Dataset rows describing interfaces
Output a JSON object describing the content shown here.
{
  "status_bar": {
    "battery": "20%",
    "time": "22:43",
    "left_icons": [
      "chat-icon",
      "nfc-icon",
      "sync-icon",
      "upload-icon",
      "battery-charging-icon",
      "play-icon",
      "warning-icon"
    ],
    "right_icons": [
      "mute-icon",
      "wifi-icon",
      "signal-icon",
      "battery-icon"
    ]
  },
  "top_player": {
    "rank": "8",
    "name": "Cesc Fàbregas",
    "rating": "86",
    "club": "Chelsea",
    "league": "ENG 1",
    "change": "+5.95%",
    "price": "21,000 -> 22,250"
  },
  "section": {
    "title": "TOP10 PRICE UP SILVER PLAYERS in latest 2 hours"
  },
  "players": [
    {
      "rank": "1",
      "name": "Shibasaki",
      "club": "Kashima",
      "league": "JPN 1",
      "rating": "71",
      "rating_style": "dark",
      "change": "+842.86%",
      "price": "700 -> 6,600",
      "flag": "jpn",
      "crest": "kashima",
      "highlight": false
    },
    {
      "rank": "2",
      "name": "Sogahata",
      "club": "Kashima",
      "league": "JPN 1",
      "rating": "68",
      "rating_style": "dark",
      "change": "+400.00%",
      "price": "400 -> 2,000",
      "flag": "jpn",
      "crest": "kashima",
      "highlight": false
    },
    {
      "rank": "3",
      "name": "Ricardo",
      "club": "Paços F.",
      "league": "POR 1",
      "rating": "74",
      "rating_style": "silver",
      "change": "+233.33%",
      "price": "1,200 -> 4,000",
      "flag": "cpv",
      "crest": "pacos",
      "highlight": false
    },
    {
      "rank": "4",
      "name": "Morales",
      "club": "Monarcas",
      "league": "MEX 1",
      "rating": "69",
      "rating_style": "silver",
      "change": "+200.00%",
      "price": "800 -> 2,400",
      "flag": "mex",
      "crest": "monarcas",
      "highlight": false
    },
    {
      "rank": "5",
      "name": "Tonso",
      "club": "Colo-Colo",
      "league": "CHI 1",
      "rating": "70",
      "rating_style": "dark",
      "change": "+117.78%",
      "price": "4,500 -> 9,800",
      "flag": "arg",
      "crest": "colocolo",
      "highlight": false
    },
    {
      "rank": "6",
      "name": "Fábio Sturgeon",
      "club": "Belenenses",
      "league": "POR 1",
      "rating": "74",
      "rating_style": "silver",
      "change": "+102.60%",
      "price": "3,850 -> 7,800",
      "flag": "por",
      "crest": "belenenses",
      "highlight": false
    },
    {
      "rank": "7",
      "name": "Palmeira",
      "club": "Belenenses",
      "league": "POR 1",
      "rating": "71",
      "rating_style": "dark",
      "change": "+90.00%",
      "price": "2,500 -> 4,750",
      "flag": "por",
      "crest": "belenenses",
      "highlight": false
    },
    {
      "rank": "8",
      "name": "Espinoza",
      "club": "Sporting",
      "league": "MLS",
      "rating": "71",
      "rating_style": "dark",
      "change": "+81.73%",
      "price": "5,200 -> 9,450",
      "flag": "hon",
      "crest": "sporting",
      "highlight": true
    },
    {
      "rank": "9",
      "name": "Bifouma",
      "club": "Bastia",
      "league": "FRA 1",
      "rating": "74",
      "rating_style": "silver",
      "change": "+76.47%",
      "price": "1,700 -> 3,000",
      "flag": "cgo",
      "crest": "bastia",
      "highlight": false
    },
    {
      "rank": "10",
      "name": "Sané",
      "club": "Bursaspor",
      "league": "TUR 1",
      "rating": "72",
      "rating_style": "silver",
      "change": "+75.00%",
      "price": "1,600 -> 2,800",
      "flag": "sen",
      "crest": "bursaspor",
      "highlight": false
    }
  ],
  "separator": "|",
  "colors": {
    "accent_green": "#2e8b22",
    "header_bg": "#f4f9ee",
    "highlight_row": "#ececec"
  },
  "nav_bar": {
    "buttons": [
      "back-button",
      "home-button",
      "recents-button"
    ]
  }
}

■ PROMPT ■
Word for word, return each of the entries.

■ WORKED SOLUTION ■
Output a JSON object describing the content shown here.
{
  "status_bar": {
    "battery": "20%",
    "time": "22:43",
    "left_icons": [
      "chat-icon",
      "nfc-icon",
      "sync-icon",
      "upload-icon",
      "battery-charging-icon",
      "play-icon",
      "warning-icon"
    ],
    "right_icons": [
      "mute-icon",
      "wifi-icon",
      "signal-icon",
      "battery-icon"
    ]
  },
  "top_player": {
    "rank": "8",
    "name": "Cesc Fàbregas",
    "rating": "86",
    "club": "Chelsea",
    "league": "ENG 1",
    "change": "+5.95%",
    "price": "21,000 -> 22,250"
  },
  "section": {
    "title": "TOP10 PRICE UP SILVER PLAYERS in latest 2 hours"
  },
  "players": [
    {
      "rank": "1",
      "name": "Shibasaki",
      "club": "Kashima",
      "league": "JPN 1",
      "rating": "71",
      "rating_style": "dark",
      "change": "+842.86%",
      "price": "700 -> 6,600",
      "flag": "jpn",
      "crest": "kashima",
      "highlight": false
    },
    {
      "rank": "2",
      "name": "Sogahata",
      "club": "Kashima",
      "league": "JPN 1",
      "rating": "68",
      "rating_style": "dark",
      "change": "+400.00%",
      "price": "400 -> 2,000",
      "flag": "jpn",
      "crest": "kashima",
      "highlight": false
    },
    {
      "rank": "3",
      "name": "Ricardo",
      "club": "Paços F.",
      "league": "POR 1",
      "rating": "74",
      "rating_style": "silver",
      "change": "+233.33%",
      "price": "1,200 -> 4,000",
      "flag": "cpv",
      "crest": "pacos",
      "highlight": false
    },
    {
      "rank": "4",
      "name": "Morales",
      "club": "Monarcas",
      "league": "MEX 1",
      "rating": "69",
      "rating_style": "silver",
      "change": "+200.00%",
      "price": "800 -> 2,400",
      "flag": "mex",
      "crest": "monarcas",
      "highlight": false
    },
    {
      "rank": "5",
      "name": "Tonso",
      "club": "Colo-Colo",
      "league": "CHI 1",
      "rating": "70",
      "rating_style": "dark",
      "change": "+117.78%",
      "price": "4,500 -> 9,800",
      "flag": "arg",
      "crest": "colocolo",
      "highlight": false
    },
    {
      "rank": "6",
      "name": "Fábio Sturgeon",
      "club": "Belenenses",
      "league": "POR 1",
      "rating": "74",
      "rating_style": "silver",
      "change": "+102.60%",
      "price": "3,850 -> 7,800",
      "flag": "por",
      "crest": "belenenses",
      "highlight": false
    },
    {
      "rank": "7",
      "name": "Palmeira",
      "club": "Belenenses",
      "league": "POR 1",
      "rating": "71",
      "rating_style": "dark",
      "change": "+90.00%",
      "price": "2,500 -> 4,750",
      "flag": "por",
      "crest": "belenenses",
      "highlight": false
    },
    {
      "rank": "8",
      "name": "Espinoza",
      "club": "Sporting",
      "league": "MLS",
      "rating": "71",
      "rating_style": "dark",
      "change": "+81.73%",
      "price": "5,200 -> 9,450",
      "flag": "hon",
      "crest": "sporting",
      "highlight": true
    },
    {
      "rank": "9",
      "name": "Bifouma",
      "club": "Bastia",
      "league": "FRA 1",
      "rating": "74",
      "rating_style": "silver",
      "change": "+76.47%",
      "price": "1,700 -> 3,000",
      "flag": "cgo",
      "crest": "bastia",
      "highlight": false
    },
    {
      "rank": "10",
      "name": "Sané",
      "club": "Bursaspor",
      "league": "TUR 1",
      "rating": "72",
      "rating_style": "silver",
      "change": "+75.00%",
      "price": "1,600 -> 2,800",
      "flag": "sen",
      "crest": "bursaspor",
      "highlight": false
    }
  ],
  "separator": "|",
  "colors": {
    "accent_green": "#2e8b22",
    "header_bg": "#f4f9ee",
    "highlight_row": "#ececec"
  },
  "nav_bar": {
    "buttons": [
      "back-button",
      "home-button",
      "recents-button"
    ]
  }
}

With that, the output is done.